[Photo: Kathy YL Chan]

It's the color that commands your attention. That deep, vibrant green, the unmistakable shade of matcha.

At its most basic, matcha is a high quality green tea from Japan. The tea leaves are stone ground in a mill until it becomes a fine powder. The traditional Japanese drink is prepared by whisking the powdered matcha into a bowl with hot water and drinking it directly out of that bowl. The drink is simultaneously earthy and vegetal with a subtle, sweet finish. You can make the matcha thin, which is called usucha. Or have it thick, which is called koicha.


There is much more to it: ritual, technique...there could be books on those alone. But let's keep it simple. I was recently introduced to a Brooklyn-based brand called Tea Wing, which carries a select range of high-end Japanese teas (the owner personally goes to source in Japan each harvest). Matcha is their signature product.

Compared with other teas, production costs for hand-picked stone-ground matcha are significantly higher—many tea producers have abandoned the traditional method of production because it is too expensive and time consuming. A good deal of matcha found in the commercial market is of a lower grade. But the ones from Tea Wing are still hand harvested from top producers in Japan. Tea Wing offers three types of matcha, all of which are certified tea ceremony quality. I visited the Tea Wing headquarters for a taste, and their offerings were easily best matcha I've tasted in the US.


Their Shinme is ideal for usucha, or thin matcha. Shinme has a distinct element of astringency that you want from a good thin matcha.

Their Hibiki can be used to make usucha and thicker koicha. Hibiki produces a very concentrated flavor and creaminess, with the bitterness and astringency muted when it's made as koicha.

Their Kiwami is best for koicha. This matcha is made from the most tender, highest-grade tea leaves. The result is a tea that is the sweetest of the three and most velvety on the tongue.


If you want to spring for an elegant matcha gift, Tea Wing offers a handcrafted matcha utensil kit, with a display box made in Brooklyn by Pat Kim, a Chasen whisk and Karatsu-yaki chawan tea bowl, both made in Japan, plus a white oak chashaku tea scoop, stone scoop rest, and felt-lined trivet (for the kettle), all made in New York. The kit's lid also functions as a removable serving tray. (Can't spring for high-end equipment? You can find matcha utensils at many Japanese groceries—I bought mine at Sunrise Mart for about $30.)
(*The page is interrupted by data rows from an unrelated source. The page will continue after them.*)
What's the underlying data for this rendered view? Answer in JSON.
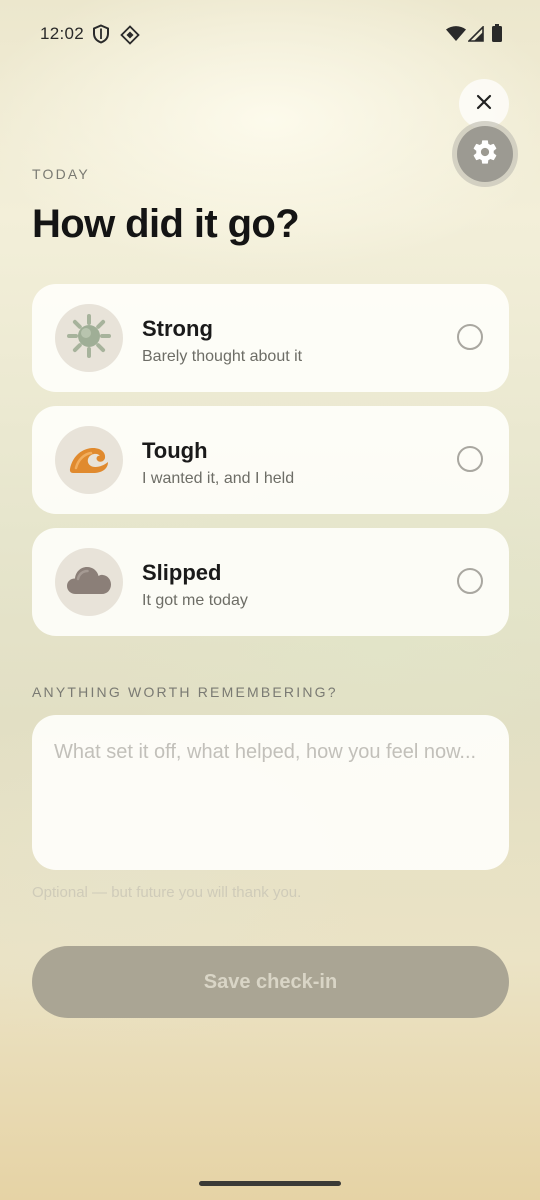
{
  "status_bar": {
    "time": "12:02"
  },
  "header": {
    "eyebrow": "TODAY",
    "title": "How did it go?"
  },
  "options": [
    {
      "title": "Strong",
      "subtitle": "Barely thought about it",
      "icon": "sun-icon",
      "selected": false
    },
    {
      "title": "Tough",
      "subtitle": "I wanted it, and I held",
      "icon": "wave-icon",
      "selected": false
    },
    {
      "title": "Slipped",
      "subtitle": "It got me today",
      "icon": "cloud-icon",
      "selected": false
    }
  ],
  "notes": {
    "label": "ANYTHING WORTH REMEMBERING?",
    "placeholder": "What set it off, what helped, how you feel now...",
    "hint": "Optional — but future you will thank you."
  },
  "save": {
    "label": "Save check-in",
    "enabled": false
  },
  "colors": {
    "strong_icon": "#9fae96",
    "tough_icon": "#e08a2e",
    "slipped_icon": "#8b7f78",
    "save_button": "#aaa594"
  }
}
To make thin matcha, whisk 2 sifted chashaku scoops (about 1.5 grams) of matcha with 2.5 ounces of 190°F water. Whisk vigorously in an "M" or "Z" shape until a thin foam appears on top. For koicha (thick matcha), you'll use 4 scoops of matcha and 2 ounces 190°F water, kneading the matcha in a circle or cross pattern until any lumps are removed.
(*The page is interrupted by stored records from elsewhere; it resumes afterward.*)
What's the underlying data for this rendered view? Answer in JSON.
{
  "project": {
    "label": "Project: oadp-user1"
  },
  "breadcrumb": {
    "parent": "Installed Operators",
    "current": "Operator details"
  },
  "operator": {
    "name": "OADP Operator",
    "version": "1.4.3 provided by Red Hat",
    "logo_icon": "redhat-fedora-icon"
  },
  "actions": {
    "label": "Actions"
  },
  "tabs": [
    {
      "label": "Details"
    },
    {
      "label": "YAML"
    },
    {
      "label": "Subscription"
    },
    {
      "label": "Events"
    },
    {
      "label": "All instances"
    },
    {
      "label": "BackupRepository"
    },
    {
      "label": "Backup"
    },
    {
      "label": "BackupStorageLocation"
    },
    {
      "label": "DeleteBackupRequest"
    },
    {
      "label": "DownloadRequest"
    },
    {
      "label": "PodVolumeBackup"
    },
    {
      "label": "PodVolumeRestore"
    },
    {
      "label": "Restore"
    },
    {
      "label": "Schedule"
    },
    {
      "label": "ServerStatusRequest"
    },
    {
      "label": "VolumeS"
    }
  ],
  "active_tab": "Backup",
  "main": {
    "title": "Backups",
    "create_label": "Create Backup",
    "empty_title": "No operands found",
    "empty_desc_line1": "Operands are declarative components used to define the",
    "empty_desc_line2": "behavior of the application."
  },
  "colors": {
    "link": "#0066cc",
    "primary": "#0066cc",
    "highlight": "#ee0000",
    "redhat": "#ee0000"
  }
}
Pair the matcha with wagashi (a traditional Japanese confection made from mochi, azuki bean paste, and fruit), and you are good to go.